The task. Gather every line of the entries that includes the word "JSON".

Data for this exercise.
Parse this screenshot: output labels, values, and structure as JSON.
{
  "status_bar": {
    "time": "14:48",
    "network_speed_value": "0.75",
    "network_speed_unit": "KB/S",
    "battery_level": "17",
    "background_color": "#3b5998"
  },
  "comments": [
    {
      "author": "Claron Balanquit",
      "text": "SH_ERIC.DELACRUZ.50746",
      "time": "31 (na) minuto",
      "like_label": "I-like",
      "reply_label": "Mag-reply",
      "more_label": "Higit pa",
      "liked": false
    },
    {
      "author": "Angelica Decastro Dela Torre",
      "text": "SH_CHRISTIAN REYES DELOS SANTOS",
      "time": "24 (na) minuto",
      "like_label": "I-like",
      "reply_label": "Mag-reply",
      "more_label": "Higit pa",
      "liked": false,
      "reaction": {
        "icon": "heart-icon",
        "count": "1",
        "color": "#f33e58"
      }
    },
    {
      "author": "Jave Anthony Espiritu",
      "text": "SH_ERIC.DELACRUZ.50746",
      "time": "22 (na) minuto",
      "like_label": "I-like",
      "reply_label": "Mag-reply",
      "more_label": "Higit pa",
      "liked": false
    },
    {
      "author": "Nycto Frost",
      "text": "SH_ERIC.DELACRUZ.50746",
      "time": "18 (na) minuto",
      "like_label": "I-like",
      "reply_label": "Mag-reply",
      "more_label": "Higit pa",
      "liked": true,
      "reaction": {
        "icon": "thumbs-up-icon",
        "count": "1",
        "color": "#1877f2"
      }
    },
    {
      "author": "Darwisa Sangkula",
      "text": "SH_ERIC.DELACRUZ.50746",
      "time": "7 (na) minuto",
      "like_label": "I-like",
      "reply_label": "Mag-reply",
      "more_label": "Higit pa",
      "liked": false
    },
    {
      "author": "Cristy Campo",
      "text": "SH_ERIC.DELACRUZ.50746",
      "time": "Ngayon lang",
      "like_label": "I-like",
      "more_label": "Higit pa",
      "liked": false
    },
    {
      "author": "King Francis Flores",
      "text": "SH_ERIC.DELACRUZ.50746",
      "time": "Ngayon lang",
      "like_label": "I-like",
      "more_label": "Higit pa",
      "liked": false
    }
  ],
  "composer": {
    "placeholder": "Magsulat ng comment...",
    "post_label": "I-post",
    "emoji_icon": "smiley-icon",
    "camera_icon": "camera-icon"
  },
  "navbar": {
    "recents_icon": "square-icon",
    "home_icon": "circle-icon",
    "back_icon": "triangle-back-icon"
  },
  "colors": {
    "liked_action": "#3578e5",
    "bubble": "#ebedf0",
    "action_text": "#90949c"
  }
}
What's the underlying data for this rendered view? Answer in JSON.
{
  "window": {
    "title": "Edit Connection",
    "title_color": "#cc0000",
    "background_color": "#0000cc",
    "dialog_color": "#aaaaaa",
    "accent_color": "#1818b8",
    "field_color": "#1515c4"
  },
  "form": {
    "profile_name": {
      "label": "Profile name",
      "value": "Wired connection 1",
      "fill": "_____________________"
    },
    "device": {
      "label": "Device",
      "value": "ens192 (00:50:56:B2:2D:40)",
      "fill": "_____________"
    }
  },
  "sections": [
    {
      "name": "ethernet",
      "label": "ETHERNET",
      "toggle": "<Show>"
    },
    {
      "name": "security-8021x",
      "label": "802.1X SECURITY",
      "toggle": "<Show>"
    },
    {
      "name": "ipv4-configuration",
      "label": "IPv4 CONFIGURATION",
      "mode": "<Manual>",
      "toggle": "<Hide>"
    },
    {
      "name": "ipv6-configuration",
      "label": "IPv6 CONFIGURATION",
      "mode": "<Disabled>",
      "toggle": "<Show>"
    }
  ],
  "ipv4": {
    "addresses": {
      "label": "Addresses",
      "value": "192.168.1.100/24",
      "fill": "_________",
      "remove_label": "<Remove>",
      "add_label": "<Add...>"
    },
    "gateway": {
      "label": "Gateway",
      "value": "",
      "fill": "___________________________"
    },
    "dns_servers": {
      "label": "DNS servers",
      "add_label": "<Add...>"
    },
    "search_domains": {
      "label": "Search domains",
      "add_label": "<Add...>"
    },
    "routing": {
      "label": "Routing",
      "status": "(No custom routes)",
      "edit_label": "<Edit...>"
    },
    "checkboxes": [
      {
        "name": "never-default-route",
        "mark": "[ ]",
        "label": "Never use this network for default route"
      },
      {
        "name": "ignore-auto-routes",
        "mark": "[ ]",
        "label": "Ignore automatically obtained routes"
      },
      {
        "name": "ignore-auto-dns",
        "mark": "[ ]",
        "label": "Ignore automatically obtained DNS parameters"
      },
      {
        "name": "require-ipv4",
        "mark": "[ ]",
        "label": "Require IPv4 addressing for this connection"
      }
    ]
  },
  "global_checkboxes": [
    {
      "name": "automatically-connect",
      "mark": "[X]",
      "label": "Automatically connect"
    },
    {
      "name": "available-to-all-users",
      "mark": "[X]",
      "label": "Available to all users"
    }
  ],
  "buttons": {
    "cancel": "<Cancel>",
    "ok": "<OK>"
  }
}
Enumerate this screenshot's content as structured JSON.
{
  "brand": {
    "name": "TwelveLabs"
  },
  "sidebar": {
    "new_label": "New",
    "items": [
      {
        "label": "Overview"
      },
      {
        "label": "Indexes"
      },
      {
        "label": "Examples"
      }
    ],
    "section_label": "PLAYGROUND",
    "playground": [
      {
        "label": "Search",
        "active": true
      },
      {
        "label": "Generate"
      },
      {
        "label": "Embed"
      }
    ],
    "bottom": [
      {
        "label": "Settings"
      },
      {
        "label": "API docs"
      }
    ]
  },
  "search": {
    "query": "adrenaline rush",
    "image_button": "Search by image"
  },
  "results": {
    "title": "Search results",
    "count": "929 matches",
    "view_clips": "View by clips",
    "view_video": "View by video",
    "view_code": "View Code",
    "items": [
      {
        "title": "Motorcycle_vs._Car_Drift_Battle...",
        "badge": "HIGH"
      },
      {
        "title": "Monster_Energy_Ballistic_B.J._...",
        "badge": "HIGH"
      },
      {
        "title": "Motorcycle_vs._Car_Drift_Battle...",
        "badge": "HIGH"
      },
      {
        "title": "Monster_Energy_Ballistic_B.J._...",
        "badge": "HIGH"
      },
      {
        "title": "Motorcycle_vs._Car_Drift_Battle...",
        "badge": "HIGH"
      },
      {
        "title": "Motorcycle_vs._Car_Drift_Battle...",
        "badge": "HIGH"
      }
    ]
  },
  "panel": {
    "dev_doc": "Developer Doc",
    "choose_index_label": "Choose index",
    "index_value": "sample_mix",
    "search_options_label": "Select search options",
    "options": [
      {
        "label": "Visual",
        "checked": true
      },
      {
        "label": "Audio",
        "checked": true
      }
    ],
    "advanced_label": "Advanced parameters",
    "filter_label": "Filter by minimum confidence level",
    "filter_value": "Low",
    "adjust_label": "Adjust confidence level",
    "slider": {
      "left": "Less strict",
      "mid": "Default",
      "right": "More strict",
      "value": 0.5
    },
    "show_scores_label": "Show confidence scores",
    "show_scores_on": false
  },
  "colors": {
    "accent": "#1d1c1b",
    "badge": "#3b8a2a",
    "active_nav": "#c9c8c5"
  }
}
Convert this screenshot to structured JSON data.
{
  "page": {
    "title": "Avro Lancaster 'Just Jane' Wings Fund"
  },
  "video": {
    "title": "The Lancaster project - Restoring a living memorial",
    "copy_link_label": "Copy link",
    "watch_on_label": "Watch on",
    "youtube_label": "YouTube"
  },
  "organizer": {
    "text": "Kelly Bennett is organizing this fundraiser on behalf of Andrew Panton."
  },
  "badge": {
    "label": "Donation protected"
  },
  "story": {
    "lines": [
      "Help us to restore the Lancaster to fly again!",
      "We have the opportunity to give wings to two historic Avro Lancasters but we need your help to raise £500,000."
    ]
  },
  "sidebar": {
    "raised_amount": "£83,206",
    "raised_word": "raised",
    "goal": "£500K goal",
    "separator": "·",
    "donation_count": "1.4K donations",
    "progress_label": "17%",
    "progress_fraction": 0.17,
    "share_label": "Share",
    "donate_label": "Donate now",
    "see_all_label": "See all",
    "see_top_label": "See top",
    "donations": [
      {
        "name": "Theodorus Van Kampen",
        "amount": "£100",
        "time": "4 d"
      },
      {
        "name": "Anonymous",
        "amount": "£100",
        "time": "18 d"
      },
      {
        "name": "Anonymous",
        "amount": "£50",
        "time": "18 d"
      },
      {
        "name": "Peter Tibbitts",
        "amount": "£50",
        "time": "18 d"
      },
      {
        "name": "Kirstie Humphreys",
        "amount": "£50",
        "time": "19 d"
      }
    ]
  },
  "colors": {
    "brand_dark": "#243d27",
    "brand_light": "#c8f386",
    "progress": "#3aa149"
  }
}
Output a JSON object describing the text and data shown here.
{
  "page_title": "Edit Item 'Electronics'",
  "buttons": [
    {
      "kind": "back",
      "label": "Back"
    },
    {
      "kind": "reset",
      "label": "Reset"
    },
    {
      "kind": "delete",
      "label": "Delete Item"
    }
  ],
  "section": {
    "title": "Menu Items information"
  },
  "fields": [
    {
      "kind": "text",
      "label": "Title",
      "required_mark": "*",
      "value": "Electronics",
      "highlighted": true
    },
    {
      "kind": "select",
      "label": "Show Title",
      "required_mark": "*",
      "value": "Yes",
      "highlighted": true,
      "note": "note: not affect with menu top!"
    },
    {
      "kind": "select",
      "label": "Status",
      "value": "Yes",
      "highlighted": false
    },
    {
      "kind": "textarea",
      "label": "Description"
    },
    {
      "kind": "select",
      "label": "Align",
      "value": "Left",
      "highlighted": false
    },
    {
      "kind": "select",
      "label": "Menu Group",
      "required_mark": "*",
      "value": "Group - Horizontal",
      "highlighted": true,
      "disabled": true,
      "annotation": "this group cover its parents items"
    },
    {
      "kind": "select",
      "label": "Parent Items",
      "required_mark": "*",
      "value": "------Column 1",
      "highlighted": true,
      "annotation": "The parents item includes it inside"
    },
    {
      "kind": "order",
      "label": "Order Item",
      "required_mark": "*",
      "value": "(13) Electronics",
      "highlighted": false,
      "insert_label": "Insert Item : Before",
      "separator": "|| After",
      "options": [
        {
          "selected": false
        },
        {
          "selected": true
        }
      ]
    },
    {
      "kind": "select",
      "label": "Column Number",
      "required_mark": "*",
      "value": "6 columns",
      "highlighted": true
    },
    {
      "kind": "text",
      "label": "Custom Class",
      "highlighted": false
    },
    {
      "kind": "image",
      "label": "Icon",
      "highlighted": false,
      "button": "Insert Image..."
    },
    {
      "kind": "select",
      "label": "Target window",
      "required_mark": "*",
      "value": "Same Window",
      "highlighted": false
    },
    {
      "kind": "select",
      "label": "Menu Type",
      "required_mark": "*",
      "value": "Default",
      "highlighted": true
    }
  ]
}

Solution.
Parse this screenshot: output labels, values, and structure as JSON.
What's the underlying data for this rendered view? Answer in JSON.
Enumerate this screenshot's content as structured JSON.
Convert this screenshot to structured JSON data.
Output a JSON object describing the text and data shown here.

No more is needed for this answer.